One key to keeping it simple is automation, which should be leveraged to run scans and to track issues and remediation progress. However, customizing off-the-shelf tools is equally as important. But don’t rely on tools solely – while automated tools are useful in finding vulnerabilities in less time, there will always be a certain category of issues that they won’t identify Make an effort to contextualize your code review process by understanding the application’s use case and  underlying framework issues. Conducting manual secure code reviews is essential to finding those hidden culprits, particularly in critical applications.

Step 3: Plan Application Onboarding and Scan Frequency

When you’re implementing a SCR program, you need to consider multiple factors. Whether you have a large or small inventory of applications, a risk-based approach to scope and static analysis is essential. In other words, prioritize your “crown jewels,” business critical applications or those with sensitive data. Scan them more closely and frequently than internal applications that do not contain critical data.

In terms of scan frequency, many organizations adhere to “once-a-year minimum” compliance guidelines to scan all applications or at few major releases. This approach does not work for all applications within a portfolio, however. Instead, leverage static analysis automation tools as frequently as possible in the CI/CD pipeline.

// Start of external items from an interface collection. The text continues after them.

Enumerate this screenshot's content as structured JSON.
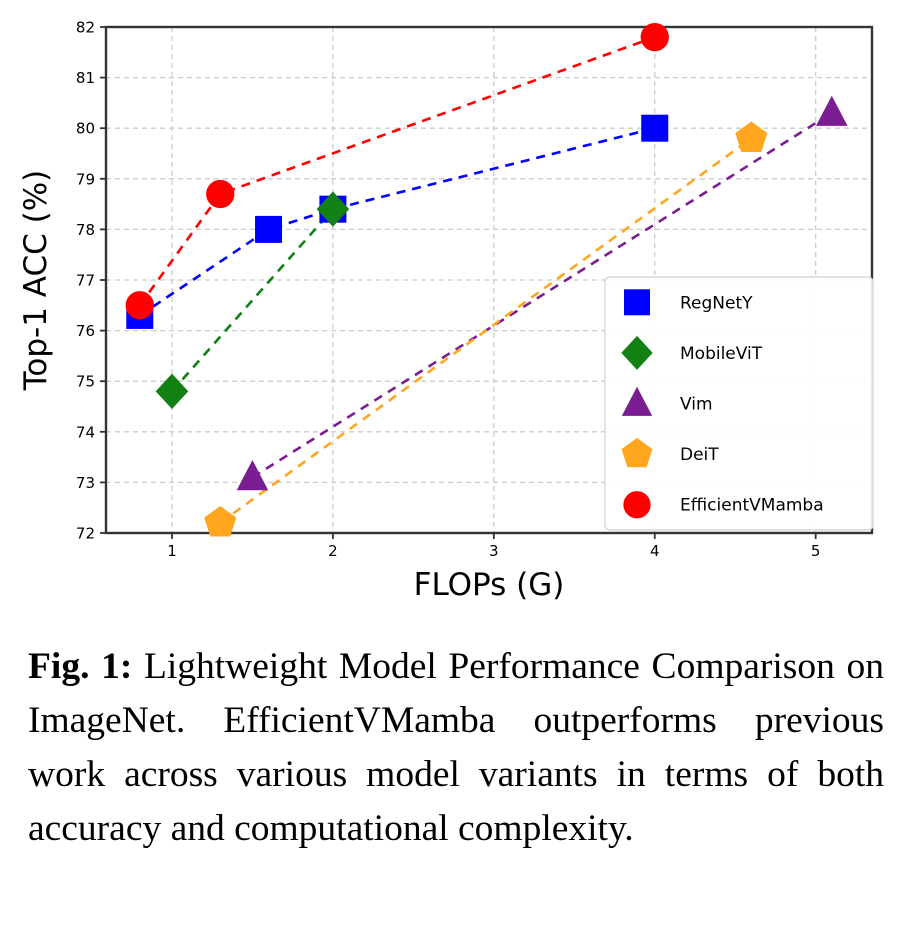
{
  "figure": {
    "caption_tag": "Fig. 1:",
    "caption_text": "Lightweight Model Performance Comparison on ImageNet. EfficientVMamba outperforms previous work across various model variants in terms of both accuracy and computational complexity."
  },
  "chart_data": {
    "type": "line",
    "title": "",
    "xlabel": "FLOPs (G)",
    "ylabel": "Top-1 ACC (%)",
    "xlim": [
      0.59,
      5.35
    ],
    "ylim": [
      72,
      82
    ],
    "xticks": [
      1,
      2,
      3,
      4,
      5
    ],
    "yticks": [
      72,
      73,
      74,
      75,
      76,
      77,
      78,
      79,
      80,
      81,
      82
    ],
    "xtick_labels": [
      "1",
      "2",
      "3",
      "4",
      "5"
    ],
    "ytick_labels": [
      "72",
      "73",
      "74",
      "75",
      "76",
      "77",
      "78",
      "79",
      "80",
      "81",
      "82"
    ],
    "grid": true,
    "grid_style": "dashed",
    "grid_color": "#cccccc",
    "line_style": "dashed",
    "legend_position": "lower right",
    "series": [
      {
        "name": "RegNetY",
        "color": "#0000ff",
        "marker": "square",
        "x": [
          0.8,
          1.6,
          2.0,
          4.0
        ],
        "y": [
          76.3,
          78.0,
          78.4,
          80.0
        ]
      },
      {
        "name": "MobileViT",
        "color": "#128012",
        "marker": "diamond",
        "x": [
          1.0,
          2.0
        ],
        "y": [
          74.8,
          78.4
        ]
      },
      {
        "name": "Vim",
        "color": "#7b1d92",
        "marker": "triangle",
        "x": [
          1.5,
          5.1
        ],
        "y": [
          73.1,
          80.3
        ]
      },
      {
        "name": "DeiT",
        "color": "#ffa51e",
        "marker": "pentagon",
        "x": [
          1.3,
          4.6
        ],
        "y": [
          72.2,
          79.8
        ]
      },
      {
        "name": "EfficientVMamba",
        "color": "#ff0000",
        "marker": "circle",
        "x": [
          0.8,
          1.3,
          4.0
        ],
        "y": [
          76.5,
          78.7,
          81.8
        ]
      }
    ],
    "legend": [
      {
        "label": "RegNetY",
        "color": "#0000ff",
        "marker": "square"
      },
      {
        "label": "MobileViT",
        "color": "#128012",
        "marker": "diamond"
      },
      {
        "label": "Vim",
        "color": "#7b1d92",
        "marker": "triangle"
      },
      {
        "label": "DeiT",
        "color": "#ffa51e",
        "marker": "pentagon"
      },
      {
        "label": "EfficientVMamba",
        "color": "#ff0000",
        "marker": "circle"
      }
    ]
  }
}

If your organization is moving to an agile environment, where you do development work in sprints, another approach to application onboarding is to implement a separate code review sprint. We all know how much pressure sprints can place on teams to create new code within a constrained timeframe. By dedicating a security sprint that’s separate from the development sprint, you can achieve secure code without delay and within specified deadlines. If you decide to take this approach, we recommend implementing a lightweight secure code review during pre-commit, when new code is reviewed before it is introduced into the code base, to eliminate the introduction of security issues early in the cycle.

Step 4: Understand That Remediation Matters Most

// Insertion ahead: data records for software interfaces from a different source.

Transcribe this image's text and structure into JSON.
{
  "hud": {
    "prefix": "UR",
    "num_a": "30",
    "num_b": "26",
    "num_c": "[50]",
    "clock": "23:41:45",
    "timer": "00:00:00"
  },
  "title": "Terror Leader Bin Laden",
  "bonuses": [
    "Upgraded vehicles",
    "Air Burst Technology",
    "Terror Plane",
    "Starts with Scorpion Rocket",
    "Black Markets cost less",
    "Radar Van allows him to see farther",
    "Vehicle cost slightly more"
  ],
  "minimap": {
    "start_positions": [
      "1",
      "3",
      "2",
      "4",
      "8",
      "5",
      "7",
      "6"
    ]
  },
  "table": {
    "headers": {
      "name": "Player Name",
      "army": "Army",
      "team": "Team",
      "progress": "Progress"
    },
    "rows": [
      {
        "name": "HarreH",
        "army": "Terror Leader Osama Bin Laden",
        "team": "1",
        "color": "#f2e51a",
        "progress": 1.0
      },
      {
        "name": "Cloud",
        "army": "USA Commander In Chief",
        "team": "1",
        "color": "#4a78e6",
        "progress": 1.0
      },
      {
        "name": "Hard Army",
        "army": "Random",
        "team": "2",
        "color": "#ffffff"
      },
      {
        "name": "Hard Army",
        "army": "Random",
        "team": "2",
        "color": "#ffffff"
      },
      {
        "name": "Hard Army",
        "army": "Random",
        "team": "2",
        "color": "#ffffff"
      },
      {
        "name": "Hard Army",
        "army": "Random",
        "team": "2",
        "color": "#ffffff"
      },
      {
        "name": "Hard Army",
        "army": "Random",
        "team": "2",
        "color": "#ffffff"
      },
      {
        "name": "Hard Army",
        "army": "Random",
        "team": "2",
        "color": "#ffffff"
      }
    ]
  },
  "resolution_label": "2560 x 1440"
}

Code reviews are great, but don’t stop there. Once you have your list of vulnerabilities, make sure you also have a plan to remediate them, and enable your developers to do so properly with remediation libraries and guidelines at their fingertips. Include:

  • Tools that identify security issues and give feedback as developers are coding
  • Readouts after every assessment, thereby giving developers time to examine identified issues and raise questions
  • Clear deadlines for fixing problems
  • Training to enable developers write secure code

Step 5: Measure and Improve

What you don’t measure, you can’t improve. If you want your secure code reviews to improve over time, then measure and track your progress (or lack thereof). Determine what your key metrics are and find opportunities to gather the appropriate data. Ask yourself questions like:

  • What is your remediation rate?
  • How much time is remediation taking? Is it increasing or decreasing?
  • Are you discovering the same type of security issues and what action should be taken to avoid that ?
  • Are developers learning anything from your vulnerability reports? That is, are they writing better code or are they reintroducing the same issues over and over?

Examine your organization’s performance against your key metrics on a regular basis – quarterly or yearly. Additionally, look beyond code review activity within your own organization to what others are doing. Where do you stand amongst your peers? What are they doing differently?

The ultimate goal of any SCR program is to reduce the time, cost, and effort spent on identifying and fixing security issues that are captured later in the SDLC. The more effective your SCR program is, the less time and money will be spent on analyzing and remediating issues after an application has been deployed.